Exercise instructions:
Take the line that contains "Transcribe this image's" as the first line and the last line of the material below as the final one; reproduce exactly the lines between, inclusive.

□ □ □

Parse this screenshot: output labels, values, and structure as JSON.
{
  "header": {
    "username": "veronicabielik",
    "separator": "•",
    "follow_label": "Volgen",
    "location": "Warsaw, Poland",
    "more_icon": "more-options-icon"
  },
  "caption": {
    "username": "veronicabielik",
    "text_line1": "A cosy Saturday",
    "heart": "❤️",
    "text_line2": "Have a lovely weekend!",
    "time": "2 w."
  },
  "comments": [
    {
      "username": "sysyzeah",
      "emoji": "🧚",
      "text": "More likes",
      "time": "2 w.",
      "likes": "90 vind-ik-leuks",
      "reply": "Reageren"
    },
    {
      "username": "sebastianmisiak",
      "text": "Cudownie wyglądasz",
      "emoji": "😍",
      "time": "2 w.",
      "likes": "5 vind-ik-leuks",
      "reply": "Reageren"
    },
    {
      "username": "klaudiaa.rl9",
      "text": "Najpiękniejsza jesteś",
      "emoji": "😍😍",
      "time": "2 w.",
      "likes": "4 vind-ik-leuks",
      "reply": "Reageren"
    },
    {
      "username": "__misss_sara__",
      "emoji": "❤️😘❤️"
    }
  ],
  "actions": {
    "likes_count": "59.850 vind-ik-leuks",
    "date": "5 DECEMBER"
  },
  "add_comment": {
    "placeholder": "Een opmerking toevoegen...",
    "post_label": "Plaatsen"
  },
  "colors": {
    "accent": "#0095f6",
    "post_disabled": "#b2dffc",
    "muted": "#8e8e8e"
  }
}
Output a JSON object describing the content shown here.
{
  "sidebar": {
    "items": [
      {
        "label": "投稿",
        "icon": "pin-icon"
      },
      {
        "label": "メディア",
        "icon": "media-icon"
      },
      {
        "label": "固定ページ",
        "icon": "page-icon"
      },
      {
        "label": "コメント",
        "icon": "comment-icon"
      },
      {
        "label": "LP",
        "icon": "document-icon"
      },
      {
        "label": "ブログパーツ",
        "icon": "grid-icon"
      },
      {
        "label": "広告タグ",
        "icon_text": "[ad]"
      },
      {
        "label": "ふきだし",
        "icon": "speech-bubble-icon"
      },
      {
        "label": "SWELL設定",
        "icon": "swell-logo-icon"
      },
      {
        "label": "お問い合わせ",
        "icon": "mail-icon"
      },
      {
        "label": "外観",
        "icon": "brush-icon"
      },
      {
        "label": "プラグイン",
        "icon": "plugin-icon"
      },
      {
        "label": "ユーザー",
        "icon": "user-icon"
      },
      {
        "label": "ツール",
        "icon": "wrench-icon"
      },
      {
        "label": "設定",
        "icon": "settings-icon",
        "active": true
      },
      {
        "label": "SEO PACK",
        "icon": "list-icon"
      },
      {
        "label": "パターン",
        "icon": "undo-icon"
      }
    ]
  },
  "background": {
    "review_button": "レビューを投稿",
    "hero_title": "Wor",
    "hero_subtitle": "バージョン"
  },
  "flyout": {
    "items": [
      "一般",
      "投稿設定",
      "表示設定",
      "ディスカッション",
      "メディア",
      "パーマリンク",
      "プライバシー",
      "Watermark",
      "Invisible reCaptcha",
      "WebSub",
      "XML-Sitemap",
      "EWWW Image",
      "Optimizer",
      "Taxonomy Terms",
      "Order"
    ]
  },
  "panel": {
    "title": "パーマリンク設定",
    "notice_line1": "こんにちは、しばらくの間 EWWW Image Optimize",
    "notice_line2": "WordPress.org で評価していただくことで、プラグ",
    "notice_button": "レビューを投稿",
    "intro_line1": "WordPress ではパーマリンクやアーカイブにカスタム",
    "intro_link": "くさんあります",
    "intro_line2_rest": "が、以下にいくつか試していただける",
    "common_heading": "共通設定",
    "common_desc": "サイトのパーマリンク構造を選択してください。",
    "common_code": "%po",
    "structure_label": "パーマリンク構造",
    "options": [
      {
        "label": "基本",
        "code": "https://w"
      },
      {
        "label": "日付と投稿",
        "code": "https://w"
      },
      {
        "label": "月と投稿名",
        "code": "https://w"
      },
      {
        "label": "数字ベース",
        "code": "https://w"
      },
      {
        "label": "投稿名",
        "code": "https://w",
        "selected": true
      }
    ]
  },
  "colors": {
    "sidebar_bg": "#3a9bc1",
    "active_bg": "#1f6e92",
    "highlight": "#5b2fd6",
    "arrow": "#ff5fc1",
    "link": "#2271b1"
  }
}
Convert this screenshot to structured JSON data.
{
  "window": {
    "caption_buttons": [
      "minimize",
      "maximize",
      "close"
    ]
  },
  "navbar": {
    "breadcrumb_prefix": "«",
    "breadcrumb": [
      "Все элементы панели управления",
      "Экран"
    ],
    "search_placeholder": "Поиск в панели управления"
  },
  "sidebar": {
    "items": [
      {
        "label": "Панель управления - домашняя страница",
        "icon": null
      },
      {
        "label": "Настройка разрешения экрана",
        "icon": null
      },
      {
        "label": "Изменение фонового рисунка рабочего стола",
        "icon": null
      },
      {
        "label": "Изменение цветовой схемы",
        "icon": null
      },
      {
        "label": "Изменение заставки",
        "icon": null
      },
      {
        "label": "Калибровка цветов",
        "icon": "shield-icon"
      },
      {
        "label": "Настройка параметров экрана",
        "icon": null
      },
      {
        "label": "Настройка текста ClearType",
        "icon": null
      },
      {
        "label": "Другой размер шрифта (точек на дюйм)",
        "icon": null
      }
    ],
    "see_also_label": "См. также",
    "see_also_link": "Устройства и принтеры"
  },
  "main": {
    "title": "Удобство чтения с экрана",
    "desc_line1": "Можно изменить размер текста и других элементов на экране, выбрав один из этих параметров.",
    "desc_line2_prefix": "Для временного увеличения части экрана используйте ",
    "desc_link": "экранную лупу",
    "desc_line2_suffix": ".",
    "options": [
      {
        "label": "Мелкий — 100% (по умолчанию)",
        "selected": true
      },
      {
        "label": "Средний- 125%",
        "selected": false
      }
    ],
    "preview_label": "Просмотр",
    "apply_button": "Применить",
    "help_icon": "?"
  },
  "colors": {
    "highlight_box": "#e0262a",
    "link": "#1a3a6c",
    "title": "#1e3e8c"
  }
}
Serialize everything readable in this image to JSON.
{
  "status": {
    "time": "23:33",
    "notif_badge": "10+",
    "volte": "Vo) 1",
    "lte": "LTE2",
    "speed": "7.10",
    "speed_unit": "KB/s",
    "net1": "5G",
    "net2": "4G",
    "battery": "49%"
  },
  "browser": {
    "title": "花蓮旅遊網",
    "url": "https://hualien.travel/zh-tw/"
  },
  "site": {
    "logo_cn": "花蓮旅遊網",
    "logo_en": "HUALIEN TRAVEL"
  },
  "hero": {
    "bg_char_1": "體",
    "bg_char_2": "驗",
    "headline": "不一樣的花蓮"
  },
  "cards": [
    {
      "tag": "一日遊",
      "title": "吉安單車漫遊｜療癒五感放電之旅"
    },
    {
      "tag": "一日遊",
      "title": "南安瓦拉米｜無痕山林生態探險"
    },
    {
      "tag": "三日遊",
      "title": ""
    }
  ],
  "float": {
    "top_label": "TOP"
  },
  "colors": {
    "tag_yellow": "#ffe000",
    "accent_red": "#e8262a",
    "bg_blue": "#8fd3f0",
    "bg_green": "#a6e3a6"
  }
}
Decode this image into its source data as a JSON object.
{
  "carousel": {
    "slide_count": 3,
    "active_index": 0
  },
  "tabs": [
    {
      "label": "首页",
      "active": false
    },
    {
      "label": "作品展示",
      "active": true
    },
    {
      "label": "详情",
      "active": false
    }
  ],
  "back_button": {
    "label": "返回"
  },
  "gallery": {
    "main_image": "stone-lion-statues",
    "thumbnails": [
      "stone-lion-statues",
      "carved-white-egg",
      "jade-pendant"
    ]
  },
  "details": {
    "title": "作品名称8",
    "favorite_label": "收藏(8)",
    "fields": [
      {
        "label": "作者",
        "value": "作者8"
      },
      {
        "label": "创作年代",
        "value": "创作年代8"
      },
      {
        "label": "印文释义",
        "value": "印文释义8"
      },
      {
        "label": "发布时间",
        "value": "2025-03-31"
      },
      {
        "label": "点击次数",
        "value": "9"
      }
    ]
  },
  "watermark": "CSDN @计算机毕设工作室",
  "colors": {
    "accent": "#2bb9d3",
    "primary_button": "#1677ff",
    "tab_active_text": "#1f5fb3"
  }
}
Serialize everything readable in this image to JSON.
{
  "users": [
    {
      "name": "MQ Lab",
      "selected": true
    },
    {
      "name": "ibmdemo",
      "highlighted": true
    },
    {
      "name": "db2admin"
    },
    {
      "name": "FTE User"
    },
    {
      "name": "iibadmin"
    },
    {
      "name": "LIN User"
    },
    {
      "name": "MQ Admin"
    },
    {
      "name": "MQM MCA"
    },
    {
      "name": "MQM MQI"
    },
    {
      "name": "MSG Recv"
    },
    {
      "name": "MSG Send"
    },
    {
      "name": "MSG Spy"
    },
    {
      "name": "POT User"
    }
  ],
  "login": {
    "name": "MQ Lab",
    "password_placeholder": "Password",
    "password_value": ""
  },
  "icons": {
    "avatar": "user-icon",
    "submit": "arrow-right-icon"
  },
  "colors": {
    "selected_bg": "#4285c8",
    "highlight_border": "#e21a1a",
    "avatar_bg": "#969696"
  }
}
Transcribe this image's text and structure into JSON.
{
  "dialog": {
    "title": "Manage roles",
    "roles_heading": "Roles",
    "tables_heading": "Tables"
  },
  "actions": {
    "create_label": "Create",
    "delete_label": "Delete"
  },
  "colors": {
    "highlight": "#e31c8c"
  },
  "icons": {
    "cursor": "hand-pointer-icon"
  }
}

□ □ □

Final answer:
Transcribe this image's text and structure into JSON.
{
  "dialog": {
    "title": "Manage roles",
    "roles_heading": "Roles",
    "tables_heading": "Tables"
  },
  "actions": {
    "create_label": "Create",
    "delete_label": "Delete"
  },
  "colors": {
    "highlight": "#e31c8c"
  },
  "icons": {
    "cursor": "hand-pointer-icon"
  }
}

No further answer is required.